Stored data
-- Opening Marker --

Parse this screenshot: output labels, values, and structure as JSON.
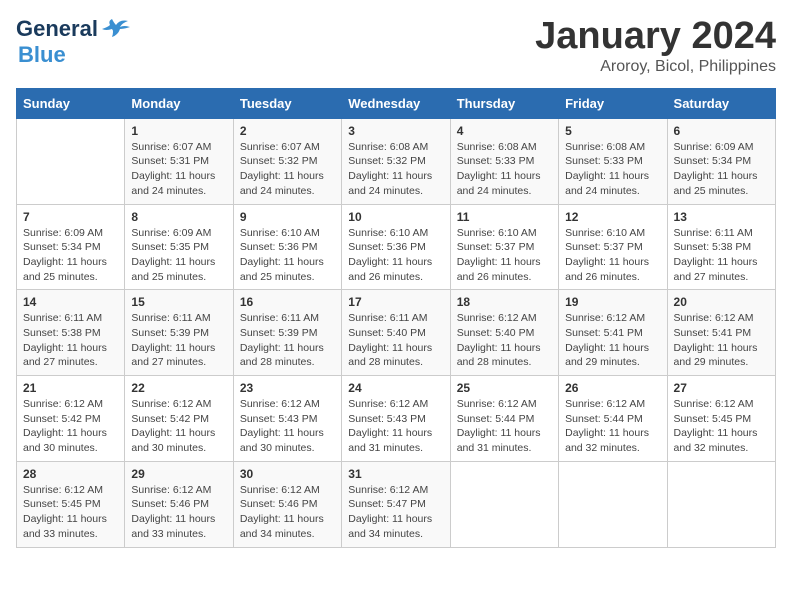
{
  "logo": {
    "line1": "General",
    "line2": "Blue"
  },
  "title": "January 2024",
  "subtitle": "Aroroy, Bicol, Philippines",
  "days_header": [
    "Sunday",
    "Monday",
    "Tuesday",
    "Wednesday",
    "Thursday",
    "Friday",
    "Saturday"
  ],
  "weeks": [
    [
      {
        "num": "",
        "info": ""
      },
      {
        "num": "1",
        "info": "Sunrise: 6:07 AM\nSunset: 5:31 PM\nDaylight: 11 hours\nand 24 minutes."
      },
      {
        "num": "2",
        "info": "Sunrise: 6:07 AM\nSunset: 5:32 PM\nDaylight: 11 hours\nand 24 minutes."
      },
      {
        "num": "3",
        "info": "Sunrise: 6:08 AM\nSunset: 5:32 PM\nDaylight: 11 hours\nand 24 minutes."
      },
      {
        "num": "4",
        "info": "Sunrise: 6:08 AM\nSunset: 5:33 PM\nDaylight: 11 hours\nand 24 minutes."
      },
      {
        "num": "5",
        "info": "Sunrise: 6:08 AM\nSunset: 5:33 PM\nDaylight: 11 hours\nand 24 minutes."
      },
      {
        "num": "6",
        "info": "Sunrise: 6:09 AM\nSunset: 5:34 PM\nDaylight: 11 hours\nand 25 minutes."
      }
    ],
    [
      {
        "num": "7",
        "info": "Sunrise: 6:09 AM\nSunset: 5:34 PM\nDaylight: 11 hours\nand 25 minutes."
      },
      {
        "num": "8",
        "info": "Sunrise: 6:09 AM\nSunset: 5:35 PM\nDaylight: 11 hours\nand 25 minutes."
      },
      {
        "num": "9",
        "info": "Sunrise: 6:10 AM\nSunset: 5:36 PM\nDaylight: 11 hours\nand 25 minutes."
      },
      {
        "num": "10",
        "info": "Sunrise: 6:10 AM\nSunset: 5:36 PM\nDaylight: 11 hours\nand 26 minutes."
      },
      {
        "num": "11",
        "info": "Sunrise: 6:10 AM\nSunset: 5:37 PM\nDaylight: 11 hours\nand 26 minutes."
      },
      {
        "num": "12",
        "info": "Sunrise: 6:10 AM\nSunset: 5:37 PM\nDaylight: 11 hours\nand 26 minutes."
      },
      {
        "num": "13",
        "info": "Sunrise: 6:11 AM\nSunset: 5:38 PM\nDaylight: 11 hours\nand 27 minutes."
      }
    ],
    [
      {
        "num": "14",
        "info": "Sunrise: 6:11 AM\nSunset: 5:38 PM\nDaylight: 11 hours\nand 27 minutes."
      },
      {
        "num": "15",
        "info": "Sunrise: 6:11 AM\nSunset: 5:39 PM\nDaylight: 11 hours\nand 27 minutes."
      },
      {
        "num": "16",
        "info": "Sunrise: 6:11 AM\nSunset: 5:39 PM\nDaylight: 11 hours\nand 28 minutes."
      },
      {
        "num": "17",
        "info": "Sunrise: 6:11 AM\nSunset: 5:40 PM\nDaylight: 11 hours\nand 28 minutes."
      },
      {
        "num": "18",
        "info": "Sunrise: 6:12 AM\nSunset: 5:40 PM\nDaylight: 11 hours\nand 28 minutes."
      },
      {
        "num": "19",
        "info": "Sunrise: 6:12 AM\nSunset: 5:41 PM\nDaylight: 11 hours\nand 29 minutes."
      },
      {
        "num": "20",
        "info": "Sunrise: 6:12 AM\nSunset: 5:41 PM\nDaylight: 11 hours\nand 29 minutes."
      }
    ],
    [
      {
        "num": "21",
        "info": "Sunrise: 6:12 AM\nSunset: 5:42 PM\nDaylight: 11 hours\nand 30 minutes."
      },
      {
        "num": "22",
        "info": "Sunrise: 6:12 AM\nSunset: 5:42 PM\nDaylight: 11 hours\nand 30 minutes."
      },
      {
        "num": "23",
        "info": "Sunrise: 6:12 AM\nSunset: 5:43 PM\nDaylight: 11 hours\nand 30 minutes."
      },
      {
        "num": "24",
        "info": "Sunrise: 6:12 AM\nSunset: 5:43 PM\nDaylight: 11 hours\nand 31 minutes."
      },
      {
        "num": "25",
        "info": "Sunrise: 6:12 AM\nSunset: 5:44 PM\nDaylight: 11 hours\nand 31 minutes."
      },
      {
        "num": "26",
        "info": "Sunrise: 6:12 AM\nSunset: 5:44 PM\nDaylight: 11 hours\nand 32 minutes."
      },
      {
        "num": "27",
        "info": "Sunrise: 6:12 AM\nSunset: 5:45 PM\nDaylight: 11 hours\nand 32 minutes."
      }
    ],
    [
      {
        "num": "28",
        "info": "Sunrise: 6:12 AM\nSunset: 5:45 PM\nDaylight: 11 hours\nand 33 minutes."
      },
      {
        "num": "29",
        "info": "Sunrise: 6:12 AM\nSunset: 5:46 PM\nDaylight: 11 hours\nand 33 minutes."
      },
      {
        "num": "30",
        "info": "Sunrise: 6:12 AM\nSunset: 5:46 PM\nDaylight: 11 hours\nand 34 minutes."
      },
      {
        "num": "31",
        "info": "Sunrise: 6:12 AM\nSunset: 5:47 PM\nDaylight: 11 hours\nand 34 minutes."
      },
      {
        "num": "",
        "info": ""
      },
      {
        "num": "",
        "info": ""
      },
      {
        "num": "",
        "info": ""
      }
    ]
  ]
}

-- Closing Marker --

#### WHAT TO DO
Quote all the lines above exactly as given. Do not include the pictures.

#### FINISHED EXERCISE
Parse this screenshot: output labels, values, and structure as JSON.
{
  "logo": {
    "line1": "General",
    "line2": "Blue"
  },
  "title": "January 2024",
  "subtitle": "Aroroy, Bicol, Philippines",
  "days_header": [
    "Sunday",
    "Monday",
    "Tuesday",
    "Wednesday",
    "Thursday",
    "Friday",
    "Saturday"
  ],
  "weeks": [
    [
      {
        "num": "",
        "info": ""
      },
      {
        "num": "1",
        "info": "Sunrise: 6:07 AM\nSunset: 5:31 PM\nDaylight: 11 hours\nand 24 minutes."
      },
      {
        "num": "2",
        "info": "Sunrise: 6:07 AM\nSunset: 5:32 PM\nDaylight: 11 hours\nand 24 minutes."
      },
      {
        "num": "3",
        "info": "Sunrise: 6:08 AM\nSunset: 5:32 PM\nDaylight: 11 hours\nand 24 minutes."
      },
      {
        "num": "4",
        "info": "Sunrise: 6:08 AM\nSunset: 5:33 PM\nDaylight: 11 hours\nand 24 minutes."
      },
      {
        "num": "5",
        "info": "Sunrise: 6:08 AM\nSunset: 5:33 PM\nDaylight: 11 hours\nand 24 minutes."
      },
      {
        "num": "6",
        "info": "Sunrise: 6:09 AM\nSunset: 5:34 PM\nDaylight: 11 hours\nand 25 minutes."
      }
    ],
    [
      {
        "num": "7",
        "info": "Sunrise: 6:09 AM\nSunset: 5:34 PM\nDaylight: 11 hours\nand 25 minutes."
      },
      {
        "num": "8",
        "info": "Sunrise: 6:09 AM\nSunset: 5:35 PM\nDaylight: 11 hours\nand 25 minutes."
      },
      {
        "num": "9",
        "info": "Sunrise: 6:10 AM\nSunset: 5:36 PM\nDaylight: 11 hours\nand 25 minutes."
      },
      {
        "num": "10",
        "info": "Sunrise: 6:10 AM\nSunset: 5:36 PM\nDaylight: 11 hours\nand 26 minutes."
      },
      {
        "num": "11",
        "info": "Sunrise: 6:10 AM\nSunset: 5:37 PM\nDaylight: 11 hours\nand 26 minutes."
      },
      {
        "num": "12",
        "info": "Sunrise: 6:10 AM\nSunset: 5:37 PM\nDaylight: 11 hours\nand 26 minutes."
      },
      {
        "num": "13",
        "info": "Sunrise: 6:11 AM\nSunset: 5:38 PM\nDaylight: 11 hours\nand 27 minutes."
      }
    ],
    [
      {
        "num": "14",
        "info": "Sunrise: 6:11 AM\nSunset: 5:38 PM\nDaylight: 11 hours\nand 27 minutes."
      },
      {
        "num": "15",
        "info": "Sunrise: 6:11 AM\nSunset: 5:39 PM\nDaylight: 11 hours\nand 27 minutes."
      },
      {
        "num": "16",
        "info": "Sunrise: 6:11 AM\nSunset: 5:39 PM\nDaylight: 11 hours\nand 28 minutes."
      },
      {
        "num": "17",
        "info": "Sunrise: 6:11 AM\nSunset: 5:40 PM\nDaylight: 11 hours\nand 28 minutes."
      },
      {
        "num": "18",
        "info": "Sunrise: 6:12 AM\nSunset: 5:40 PM\nDaylight: 11 hours\nand 28 minutes."
      },
      {
        "num": "19",
        "info": "Sunrise: 6:12 AM\nSunset: 5:41 PM\nDaylight: 11 hours\nand 29 minutes."
      },
      {
        "num": "20",
        "info": "Sunrise: 6:12 AM\nSunset: 5:41 PM\nDaylight: 11 hours\nand 29 minutes."
      }
    ],
    [
      {
        "num": "21",
        "info": "Sunrise: 6:12 AM\nSunset: 5:42 PM\nDaylight: 11 hours\nand 30 minutes."
      },
      {
        "num": "22",
        "info": "Sunrise: 6:12 AM\nSunset: 5:42 PM\nDaylight: 11 hours\nand 30 minutes."
      },
      {
        "num": "23",
        "info": "Sunrise: 6:12 AM\nSunset: 5:43 PM\nDaylight: 11 hours\nand 30 minutes."
      },
      {
        "num": "24",
        "info": "Sunrise: 6:12 AM\nSunset: 5:43 PM\nDaylight: 11 hours\nand 31 minutes."
      },
      {
        "num": "25",
        "info": "Sunrise: 6:12 AM\nSunset: 5:44 PM\nDaylight: 11 hours\nand 31 minutes."
      },
      {
        "num": "26",
        "info": "Sunrise: 6:12 AM\nSunset: 5:44 PM\nDaylight: 11 hours\nand 32 minutes."
      },
      {
        "num": "27",
        "info": "Sunrise: 6:12 AM\nSunset: 5:45 PM\nDaylight: 11 hours\nand 32 minutes."
      }
    ],
    [
      {
        "num": "28",
        "info": "Sunrise: 6:12 AM\nSunset: 5:45 PM\nDaylight: 11 hours\nand 33 minutes."
      },
      {
        "num": "29",
        "info": "Sunrise: 6:12 AM\nSunset: 5:46 PM\nDaylight: 11 hours\nand 33 minutes."
      },
      {
        "num": "30",
        "info": "Sunrise: 6:12 AM\nSunset: 5:46 PM\nDaylight: 11 hours\nand 34 minutes."
      },
      {
        "num": "31",
        "info": "Sunrise: 6:12 AM\nSunset: 5:47 PM\nDaylight: 11 hours\nand 34 minutes."
      },
      {
        "num": "",
        "info": ""
      },
      {
        "num": "",
        "info": ""
      },
      {
        "num": "",
        "info": ""
      }
    ]
  ]
}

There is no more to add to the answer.